Most people's biggest beef about the Army Combat Uniform is not the styling of the garment but rather its camouflage pattern. Army Combat Uniform Pattern, or ACUPat, is a three-shade digital camo pattern consisting of Grey Green (AKA Foliage Green), Deep Grey Green, and Desert Tan (AKA Sand). It is also known as Army Pattern (ArPat), Army Universal Camouflage (AUC), Universal Camouflage Pattern (UCP), Digital Army Pattern (DAP), Army Digital Pattern (ADP), and All-Terrain Digital (ATD). It is a disruptive-style multi-environment camo pattern designed to break up the human form at a variety of ranges across a wide range of terrain, from desert to urban to deep woodland. ACUPat was the apparently the finalist along with Crye Multicam in the Army's Project Scorpion pattern testing, outpointing Crye's blending-style camo in the infrared tests and coming close enough to Multicam's performance in the visual testing to warrant the Defense Department's acceptance of it as the current single pattern for all uniforms and gear. That ACUPat consists of only three colors, no fades in the pattern, and no licensing fees (unlike Crye Multicam) -- making it significantly cheaper to print -- might have also influenced the government's decision to adopt it.

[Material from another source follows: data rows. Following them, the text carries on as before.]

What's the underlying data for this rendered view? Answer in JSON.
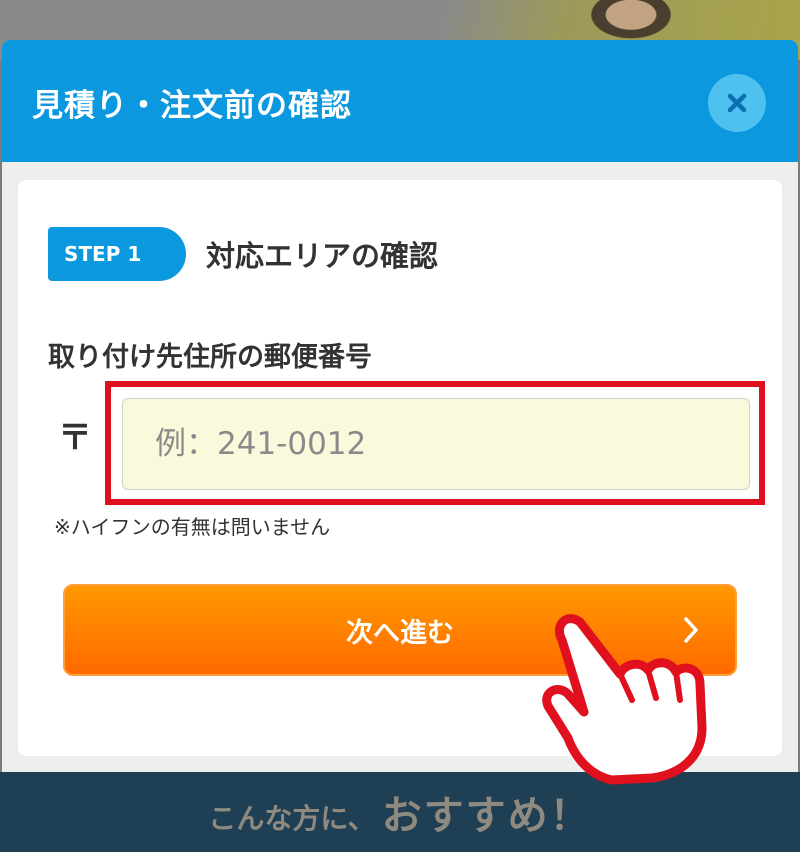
{
  "background": {
    "banner_small": "こんな方に、",
    "banner_big": "おすすめ！"
  },
  "modal": {
    "title": "見積り・注文前の確認",
    "close_icon": "close-icon",
    "step_badge": "STEP 1",
    "step_title": "対応エリアの確認",
    "zip_label": "取り付け先住所の郵便番号",
    "postal_mark": "〒",
    "zip_input": {
      "value": "",
      "placeholder": "例：241-0012"
    },
    "note": "※ハイフンの有無は問いません",
    "next_button_label": "次へ進む",
    "next_icon": "chevron-right-icon"
  },
  "colors": {
    "header_blue": "#0b98de",
    "button_orange": "#ff7f00",
    "highlight_red": "#e0101e",
    "input_bg": "#fbf9dc"
  }
}
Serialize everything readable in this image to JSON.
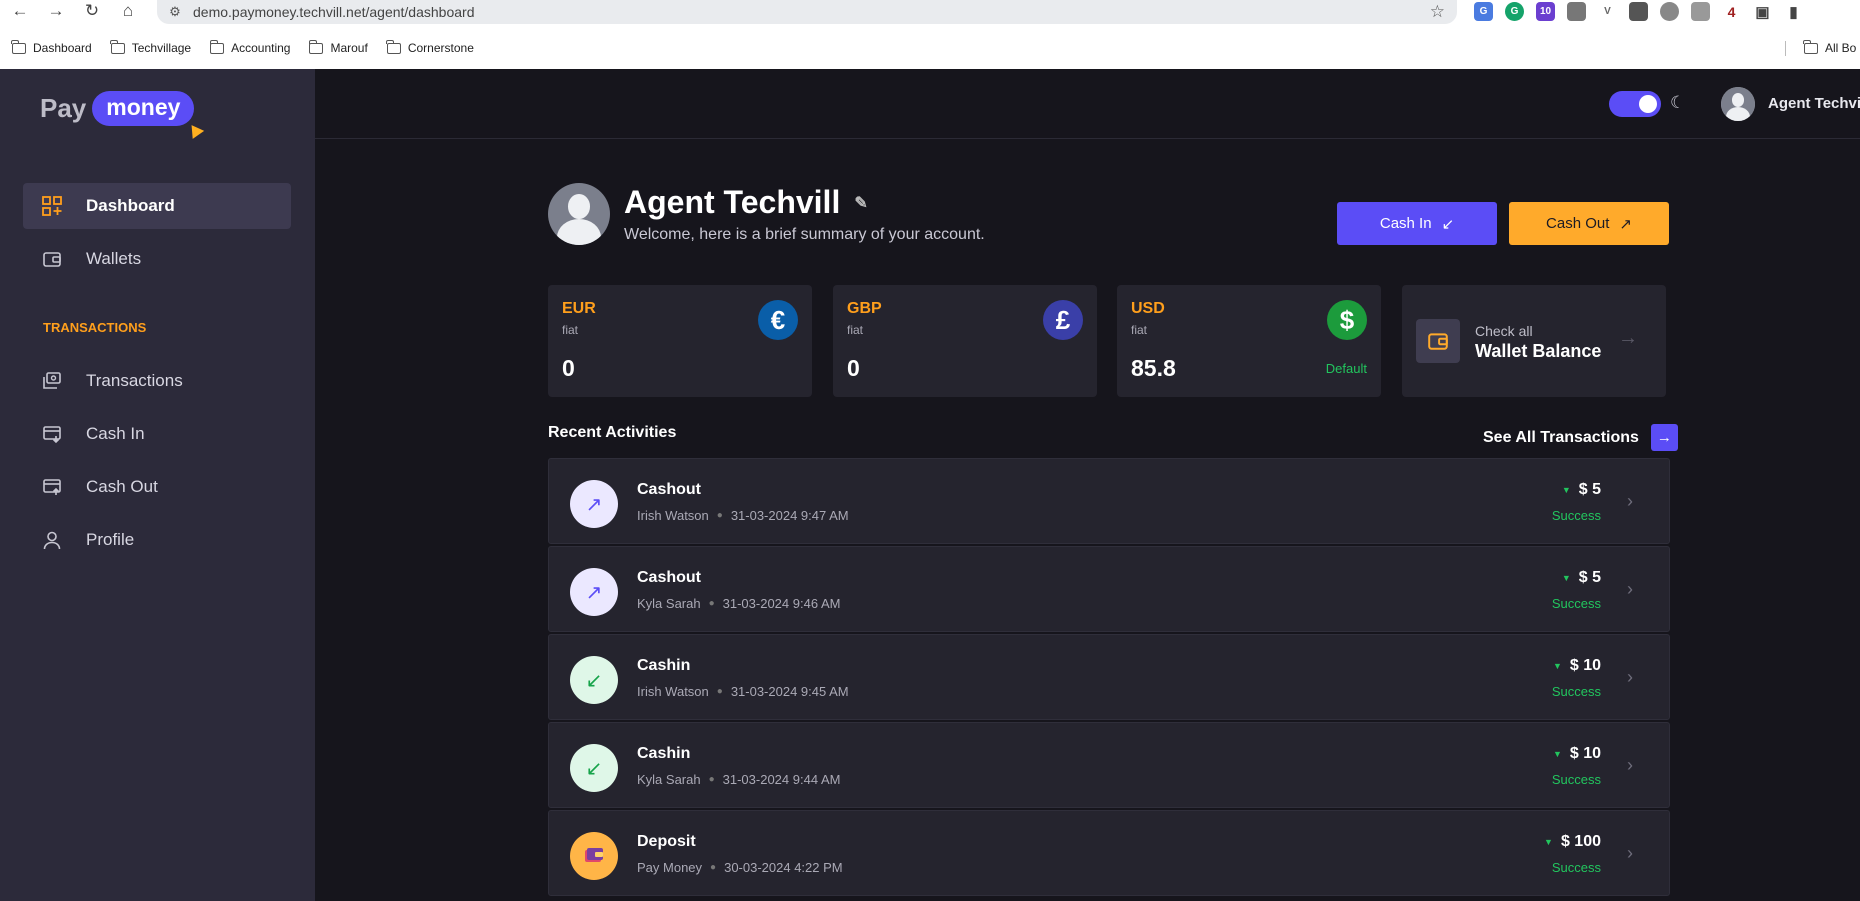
{
  "browser": {
    "url": "demo.paymoney.techvill.net/agent/dashboard",
    "bookmarks": [
      "Dashboard",
      "Techvillage",
      "Accounting",
      "Marouf",
      "Cornerstone"
    ],
    "all_bookmarks": "All Bo",
    "ext_badge": "10",
    "ext_badge2": "4"
  },
  "logo": {
    "pay": "Pay",
    "money": "money"
  },
  "sidebar": {
    "items": [
      {
        "label": "Dashboard"
      },
      {
        "label": "Wallets"
      },
      {
        "label": "Transactions"
      },
      {
        "label": "Cash In"
      },
      {
        "label": "Cash Out"
      },
      {
        "label": "Profile"
      }
    ],
    "section_label": "TRANSACTIONS"
  },
  "topbar": {
    "user_name": "Agent Techvill"
  },
  "profile": {
    "name": "Agent Techvill",
    "subtitle": "Welcome, here is a brief summary of your account.",
    "cash_in_label": "Cash In",
    "cash_out_label": "Cash Out"
  },
  "wallets": [
    {
      "currency": "EUR",
      "type": "fiat",
      "balance": "0",
      "symbol": "€",
      "color": "#0a5ea8"
    },
    {
      "currency": "GBP",
      "type": "fiat",
      "balance": "0",
      "symbol": "£",
      "color": "#3a3fa8"
    },
    {
      "currency": "USD",
      "type": "fiat",
      "balance": "85.8",
      "symbol": "$",
      "color": "#1c9b3c",
      "default_label": "Default"
    }
  ],
  "check_wallet": {
    "line1": "Check all",
    "line2": "Wallet Balance"
  },
  "recent": {
    "title": "Recent Activities",
    "see_all": "See All Transactions",
    "rows": [
      {
        "title": "Cashout",
        "name": "Irish Watson",
        "date": "31-03-2024 9:47 AM",
        "amount": "$ 5",
        "status": "Success"
      },
      {
        "title": "Cashout",
        "name": "Kyla Sarah",
        "date": "31-03-2024 9:46 AM",
        "amount": "$ 5",
        "status": "Success"
      },
      {
        "title": "Cashin",
        "name": "Irish Watson",
        "date": "31-03-2024 9:45 AM",
        "amount": "$ 10",
        "status": "Success"
      },
      {
        "title": "Cashin",
        "name": "Kyla Sarah",
        "date": "31-03-2024 9:44 AM",
        "amount": "$ 10",
        "status": "Success"
      },
      {
        "title": "Deposit",
        "name": "Pay Money",
        "date": "30-03-2024 4:22 PM",
        "amount": "$ 100",
        "status": "Success"
      }
    ]
  },
  "colors": {
    "accent": "#5b4df6",
    "orange": "#ffaa2b",
    "success": "#22c55e"
  }
}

Indifference to the ACU camo is rare in the woodsball crowd. Most Army operators seem to be satisfied with ACUPat, but paintballers tend to either love it or hate it. People in some parts of the country favor it for summertime play when the terrain is dry. People in other parts of the country like ACUPat in the winter when the foliage is off the trees and the landscape is brown. Still other 'ballers say ACUPat's disruptive effect works exactly as it should in a variety of terrains, and its low-contrast neutral shades serve them well. Then there are the detractors, who claim ACUPat makes them seem to glow in the dark when they play in the deep woods. Personally, in recognition of its low-bid heritage, I like to joke that ACUPat is "the camo that hides you pretty well everywhere but not really well anywhere"...
So what happens when the best tactical styling meets the hottest camouflage fabric? Paydirt for paintballers! It's the Tru-Spec TRU in genuine Multicam!
Tru-Spec's Tactical Response Uniform (TRU) debuted a little over a year ago. It was the much-anticipated civilian version of the Army Combat Uniform in down-low solid tactical colors and proven, more traditional camo patterns like woodland and three-color desert. TRUs were also uprated for improvement in some of the minor details over the mil-spec Army uniforms produced by Tru-Spec and Propper. Recently, the TRU became available to the public in genuine Crye Multicam 50-50 nylon-cotton rip-stop fabric. Here's how the new TRUs stack up...
Anyone who has a genuine ACU made by Tru-Spec will recognize the excellent quality, fit, and finish of the Multicam TRU. It is sized similarly to their ACU, possibly a hair more generously. The stitching and seams are perfect, and the TRUs (like their solid-color cousins) are additionally reinforced at key points (including the Velcro tabs) compared to what the Army gets. My set had absolutely no irregularities whatsoever. The fabric is 50-50 ny-co in a rip-stop weave, less common than the ny-co twill Crye produces for various vendors but just as genuine and with a real feeling of durability. (Tru-Spec seems to be the only vendor besides Crye marketing rip-stop uniforms, making the TRUs somewhat unique.) The fabric feels very similar to the standard Army uniform rip-stop fabric, if perhaps very slightly lighter and with a slightly more brushed texture that gives it a very soft hand.
All the aforementioned features of the ACU are present in highly refined form in the TRU. The new Multicam TRUs have a few new twists on the original solid-color production run (which were made in 65-35 poly-cotton blend rip-stop), most notably a full-length Velcro closure on the pants cargo pockets, which, like the ACU pants also have a secure elastic drawstring for redundant security. The cargo pockets are actually a little more difficult to open one-handed -- and certainly less quiet -- with the added Velcro, but the contents (including heavy items) are guaranteed to stay put. Otherwise, the styling of the new TRU is virtually identical to that of the ACU.
The bottom line is this. At $140 per set, the Multicam TRU is expensive woodsball apparel. However, it is less than a set of Crye R6s (the only comparable Multicam rip-stop alternative) by more than 25%. If you are looking for myriad tactical features, and the more athletic and paintball-specific design of similarly priced custom Multicam Special Ops Marauders doesn't suit you, Multicam TRUs may be about the best thing going for the hardcore woodsball player.
(As of this posting, AFMO was just about out of their first shipment of Multicam TRUs, save for odd sizes. They estimate another shipment by the first week in April and urge pre-orders, so if you think you're interested, reserve yours soon, as the second batch will surely go as fast as the first one did.)
This post has been edited by Lil' C: 26 March 2007 - 08:02 AM